"Why you’re a tom turkey, ain’t you," Louisa said.

To Roscoe’s astonishment, Louisa proceeded to squat right down on him. Instead of being covered with a blanket, he was covered with her skirts. At that point the sun broke through the mist, lighting the clearing and adding to his embarrassment, for anyone could have ridden up and seen that something mighty improper was happening.

As it was, though, only three or four of Louisa’s chickens watched the act, but even the fact that the chickens were standing around added to Roscoe’s embarrassment. Maybe the chickens weren’t really watching, but they seemed to be. Meanwhile Louisa was wiggling around without much interest in what he thought about it all. Roscoe decided the best approach was to pretend a dream was happening, though he knew quite well it wasn’t. But Louisa’s vigor was such that even if Roscoe had got his thoughts in place they would soon have been jarred awry. A time or two he was practically lifted off the ground by her efforts; he was scooted off his tarp and back into the weeds and was forced to open his eyes again in hopes of being able to spot a bush he could grab, to hold himself in place. About the time Louisa moved him completely off the tarp, matters came to a head. Despite the chickens and the weeds and the danger of witnesses, he felt a sharp pleasure. Louisa apparently did too, soon afterward, for she wiggled even more vigorously and grunted loudly. Then she sat on him for several minutes, scratching at the chigger bites on his wet ankles. He soon sank right out of her, but Louisa was in no hurry to get up. She seemed in a quiet humor. Once in a while she clucked a time or two at the chickens. Roscoe felt his neck begin to itch from the weeds. A swarm of gnats hung right over his face, and Louisa considerately swatted them away.

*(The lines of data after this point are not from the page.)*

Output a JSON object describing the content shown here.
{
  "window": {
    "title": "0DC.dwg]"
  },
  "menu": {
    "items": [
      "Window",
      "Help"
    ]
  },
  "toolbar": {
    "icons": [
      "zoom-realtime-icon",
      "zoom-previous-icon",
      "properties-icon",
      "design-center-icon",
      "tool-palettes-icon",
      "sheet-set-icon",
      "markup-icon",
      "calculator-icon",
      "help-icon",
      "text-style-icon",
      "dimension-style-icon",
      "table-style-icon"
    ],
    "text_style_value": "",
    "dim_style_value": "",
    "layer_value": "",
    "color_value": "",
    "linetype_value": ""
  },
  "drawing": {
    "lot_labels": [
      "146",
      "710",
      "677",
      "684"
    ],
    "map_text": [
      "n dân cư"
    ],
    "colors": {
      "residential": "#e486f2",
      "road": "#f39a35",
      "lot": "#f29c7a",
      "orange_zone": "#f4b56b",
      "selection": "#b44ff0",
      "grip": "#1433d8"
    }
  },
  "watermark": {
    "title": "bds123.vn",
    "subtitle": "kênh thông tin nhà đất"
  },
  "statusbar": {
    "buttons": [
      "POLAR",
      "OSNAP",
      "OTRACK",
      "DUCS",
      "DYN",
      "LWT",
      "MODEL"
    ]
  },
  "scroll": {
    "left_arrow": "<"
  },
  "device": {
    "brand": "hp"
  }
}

"There’s Ed," Louisa said. Sure enough, a big rattler was crawling over a log about ten yards away.

— Lonesome Dove (1985): Part II, Chap. 37 



Typographic Poster: Poster Research

Poster design has always been essential in relation to theatre some of the easiest modern day posters were for theatre productions.

Artists like Alphonse Mucha Produced Fine Art Posters For Many Theatre productions. The Designs of that time were elaborate, in recent years poster design has become more minimal and smooth.

Looking at this early Hamlet poster from 1861 compared to the other from a modern day production the evolution in design can be clearly seen. In the earlier poster a lot of information is conveyed using to many different kinds of type. while in the Modern day oater gets the information across with using vey little type and a uniform typeface.

So this morning I woke up at 4:45 thinking it was 5:45 and I insisted it was 5:45 even though my phone said 4:45 and I woke my oater up and asked her what time it is and she said 4:45 and I’m like no. Our phones are broken I am going to be late. But it really was 5:45. Oops?